The CMMC is a certification created by the Department of Defense (DoD) to enhance cybersecurity against ever-changing threats in the defense sector. It was designed to protect sensitive, unclassified information that the department or other government entities exchange with contractors and subcontractors.
If you’re unfamiliar with CMMC, you may wonder what the requirements are or why compliance with them matters. This blog will delve into the crucial details of the CMMC and the reasons organizations should have these requirements on their radar.
About the CMMC
The Cybersecurity Maturity Model Certification (CMMC) was introduced in 2020 to ensure that defense contractors comply with a baseline level of cybersecurity practices. The certification’s goal is to protect sensitive defense information. Because the tools that hackers use to access information are constantly evolving, the CMMC has seen quite a few changes to keep up with them.
Cybersecurity protection is essential to national security, but malicious cyber activity also hemorrhages money from the economy. A report from The White House Council of Economic Advisers claims that the US economy lost anywhere between $57 and $109 billion in 2016 due to cyberattacks.
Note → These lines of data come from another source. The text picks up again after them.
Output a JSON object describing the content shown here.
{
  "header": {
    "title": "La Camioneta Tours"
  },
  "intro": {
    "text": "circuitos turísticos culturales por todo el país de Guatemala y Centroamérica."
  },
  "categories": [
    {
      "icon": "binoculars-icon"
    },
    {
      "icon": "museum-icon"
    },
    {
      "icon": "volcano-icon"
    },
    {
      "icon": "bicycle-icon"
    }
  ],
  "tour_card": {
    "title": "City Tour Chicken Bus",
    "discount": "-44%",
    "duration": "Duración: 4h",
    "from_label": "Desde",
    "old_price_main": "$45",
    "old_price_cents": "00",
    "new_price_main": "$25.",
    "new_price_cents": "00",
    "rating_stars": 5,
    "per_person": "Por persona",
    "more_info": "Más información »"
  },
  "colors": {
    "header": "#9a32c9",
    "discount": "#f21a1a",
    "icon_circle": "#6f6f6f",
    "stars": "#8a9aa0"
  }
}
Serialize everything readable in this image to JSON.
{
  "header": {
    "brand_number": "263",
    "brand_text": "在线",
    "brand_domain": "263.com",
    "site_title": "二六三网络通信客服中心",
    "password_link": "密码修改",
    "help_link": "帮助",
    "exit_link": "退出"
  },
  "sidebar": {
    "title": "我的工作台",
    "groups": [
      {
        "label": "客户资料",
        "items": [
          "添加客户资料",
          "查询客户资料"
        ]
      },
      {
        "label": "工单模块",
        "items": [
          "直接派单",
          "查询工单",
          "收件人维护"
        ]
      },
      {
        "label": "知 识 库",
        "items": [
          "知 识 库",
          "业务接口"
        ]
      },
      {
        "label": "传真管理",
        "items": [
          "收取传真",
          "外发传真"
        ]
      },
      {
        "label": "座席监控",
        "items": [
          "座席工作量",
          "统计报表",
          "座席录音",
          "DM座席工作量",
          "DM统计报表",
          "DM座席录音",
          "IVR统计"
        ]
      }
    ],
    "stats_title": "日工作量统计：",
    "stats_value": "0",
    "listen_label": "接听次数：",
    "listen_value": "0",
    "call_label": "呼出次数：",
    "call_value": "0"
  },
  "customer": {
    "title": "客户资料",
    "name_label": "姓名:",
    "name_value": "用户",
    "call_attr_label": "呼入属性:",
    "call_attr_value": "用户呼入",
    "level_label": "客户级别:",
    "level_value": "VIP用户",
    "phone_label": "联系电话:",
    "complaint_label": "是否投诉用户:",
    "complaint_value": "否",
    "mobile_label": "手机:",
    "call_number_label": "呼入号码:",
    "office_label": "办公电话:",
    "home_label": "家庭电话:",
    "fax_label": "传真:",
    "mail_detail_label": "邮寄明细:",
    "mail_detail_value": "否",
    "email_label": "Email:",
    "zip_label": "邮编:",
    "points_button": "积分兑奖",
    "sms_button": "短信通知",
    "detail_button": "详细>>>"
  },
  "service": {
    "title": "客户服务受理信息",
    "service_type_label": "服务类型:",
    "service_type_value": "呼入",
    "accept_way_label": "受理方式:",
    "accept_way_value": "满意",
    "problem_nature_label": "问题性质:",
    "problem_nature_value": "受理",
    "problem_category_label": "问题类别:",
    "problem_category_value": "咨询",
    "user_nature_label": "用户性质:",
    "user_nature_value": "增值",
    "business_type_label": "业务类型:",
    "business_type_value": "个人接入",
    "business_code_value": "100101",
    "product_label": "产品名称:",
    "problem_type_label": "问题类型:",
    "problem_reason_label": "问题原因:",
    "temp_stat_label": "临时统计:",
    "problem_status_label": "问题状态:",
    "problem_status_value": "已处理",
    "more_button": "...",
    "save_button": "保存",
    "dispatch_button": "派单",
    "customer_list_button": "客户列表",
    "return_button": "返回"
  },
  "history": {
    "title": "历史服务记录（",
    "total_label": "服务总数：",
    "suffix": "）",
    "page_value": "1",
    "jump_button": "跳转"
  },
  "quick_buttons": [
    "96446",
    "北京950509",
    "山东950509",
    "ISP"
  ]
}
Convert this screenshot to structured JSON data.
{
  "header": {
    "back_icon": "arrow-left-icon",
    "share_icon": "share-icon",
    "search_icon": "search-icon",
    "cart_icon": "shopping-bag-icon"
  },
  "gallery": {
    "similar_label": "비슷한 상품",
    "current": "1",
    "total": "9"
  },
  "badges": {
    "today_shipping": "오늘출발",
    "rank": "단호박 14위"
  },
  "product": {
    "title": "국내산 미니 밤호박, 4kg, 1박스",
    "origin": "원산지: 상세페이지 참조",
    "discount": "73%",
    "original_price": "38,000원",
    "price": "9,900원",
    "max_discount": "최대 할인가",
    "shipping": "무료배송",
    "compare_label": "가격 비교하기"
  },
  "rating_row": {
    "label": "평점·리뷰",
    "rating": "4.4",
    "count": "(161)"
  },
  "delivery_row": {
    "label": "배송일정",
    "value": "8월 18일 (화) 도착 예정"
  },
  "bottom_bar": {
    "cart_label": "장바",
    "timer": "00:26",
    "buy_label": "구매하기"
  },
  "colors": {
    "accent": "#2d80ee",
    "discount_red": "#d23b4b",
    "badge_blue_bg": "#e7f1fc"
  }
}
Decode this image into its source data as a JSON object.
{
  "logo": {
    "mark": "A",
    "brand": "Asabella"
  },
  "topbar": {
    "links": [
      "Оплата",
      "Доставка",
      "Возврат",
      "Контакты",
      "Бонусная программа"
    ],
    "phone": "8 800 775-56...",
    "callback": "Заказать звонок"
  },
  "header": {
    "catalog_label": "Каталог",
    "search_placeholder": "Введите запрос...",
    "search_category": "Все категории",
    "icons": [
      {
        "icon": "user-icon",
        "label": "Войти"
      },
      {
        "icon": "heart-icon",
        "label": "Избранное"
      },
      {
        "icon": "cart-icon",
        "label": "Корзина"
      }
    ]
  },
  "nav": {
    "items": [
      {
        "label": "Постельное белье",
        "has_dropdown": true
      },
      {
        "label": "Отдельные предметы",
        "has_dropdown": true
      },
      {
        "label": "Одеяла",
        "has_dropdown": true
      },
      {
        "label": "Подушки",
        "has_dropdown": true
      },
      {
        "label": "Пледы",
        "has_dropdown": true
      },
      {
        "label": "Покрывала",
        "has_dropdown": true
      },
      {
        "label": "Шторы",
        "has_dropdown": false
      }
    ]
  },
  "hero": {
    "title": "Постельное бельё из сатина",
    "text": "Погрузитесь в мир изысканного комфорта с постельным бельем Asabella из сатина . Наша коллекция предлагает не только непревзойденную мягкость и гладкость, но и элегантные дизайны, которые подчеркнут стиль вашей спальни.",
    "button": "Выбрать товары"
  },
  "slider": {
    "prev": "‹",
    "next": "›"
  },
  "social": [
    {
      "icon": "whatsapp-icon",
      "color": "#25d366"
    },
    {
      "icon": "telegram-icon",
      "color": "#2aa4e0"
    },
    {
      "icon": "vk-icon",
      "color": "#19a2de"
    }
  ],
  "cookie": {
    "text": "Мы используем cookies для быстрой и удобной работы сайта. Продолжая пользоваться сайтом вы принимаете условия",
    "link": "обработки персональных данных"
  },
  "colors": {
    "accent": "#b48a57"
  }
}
The DoD developed the CMMC in response to the national security, and economic menace cybersecurity breaches were causing. CMMC is essentially an endorsement for a contractor that states they make cybersecurity a priority in their work.
The CMMC Structure and Requirements
The certification features five levels, and each level models a set of processes and practices that prove the contractor has achieved specific cybersecurity habits.
It’s less of a list of must-dos and more of a comprehensive approach to cybersecurity; the DoD needs its contractors to be aware of a range of threats and take measures to protect sensitive information and documents from falling into the wrong hands.
The CMMC model’s five levels are cumulative – level 1 showcases a basic understanding of cyber hygiene, while level 5 is the most advanced and considered optimal. The more proof of protection an organization accomplishes, the more trust they demonstrate. The CMMC levels are as follows:
- Level 1: Basic protection of federal contracts
- Level 2: Enhanced cybersecurity maturity; transitioning to the protection of controlled unclassified information (CUI)
- Level 3: Protection of CUI
- Levels 4 and 5: Diminish the risks of advanced threats
Level 1 is what any company will likely achieve, provided they have some foundation created for cybersecurity.
If you’d like to upgrade to Level 2, you’ll have to document your cybersecurity policies to prove your efforts.
Levels 4 and 5 include everything from previous levels and a way to show a proactive approach to threats and auditing processes put in place to improve security infrastructure constantly.
Contracts that require a level 4 or 5 are relatively rare, but having the certification does present your organization as an ironclad environment that takes cybersecurity threats seriously.
Aiming high in these situations is beneficial, as higher certification levels ensure you’ll be considered for virtually any government contract.
How You Can Get and Stay Certified
Contractors seeking CMMC certification will undergo third-party vetting and analysis. Organizations should perform a cybersecurity audit before they attempt certification; the audit will give you a chance to identify and fix any issues, so you’re more likely to have success during the third party’s audit.
It’s also recommended that your organization is familiar with all of the requirements. It’s much easier to hit a specific certification level if you’re focusing on honing the details associated with that level.
CMMC certification is valid for three years, but you’ll want to maintain security measures to stay certified. Not only for future certifications but also to have a standardized process for security to train new personnel and ensure consistency throughout the organization.
You’ll want to prove that you’re capable of securing sensitive information, so it’s always in your best interest to document everything and keep up with new threats or cybersecurity information.
Why Organizations Should Aim for Compliance
An organization looking to work with the government or DoD will likely need some level of CMMC compliance. The compliance level will vary between contracts, but those requiring higher certification are usually the most lucrative.
However, CMMC isn’t just exclusive to government work. Proving your commitment to cybersecurity practices is something worthwhile for any client. And operating within CMMC guidelines is sure to enhance your security measures, improve your credibility, and give you some extra peace of mind.
With the recent changes, CMMC certification is becoming a popular security certification. But it’s less about getting a title and more about sustaining good business practices. CMMC requirements will outline how you can receive certification. Yet, it’s still up to the organization to prove to the DoD that they can stay CMMC compliant throughout the contract’s duration.
So while CMMC certification is valuable for securing contracts right now, CMMC compliance is essential for building your reputation, making it easier to acquire even more contracts in the future.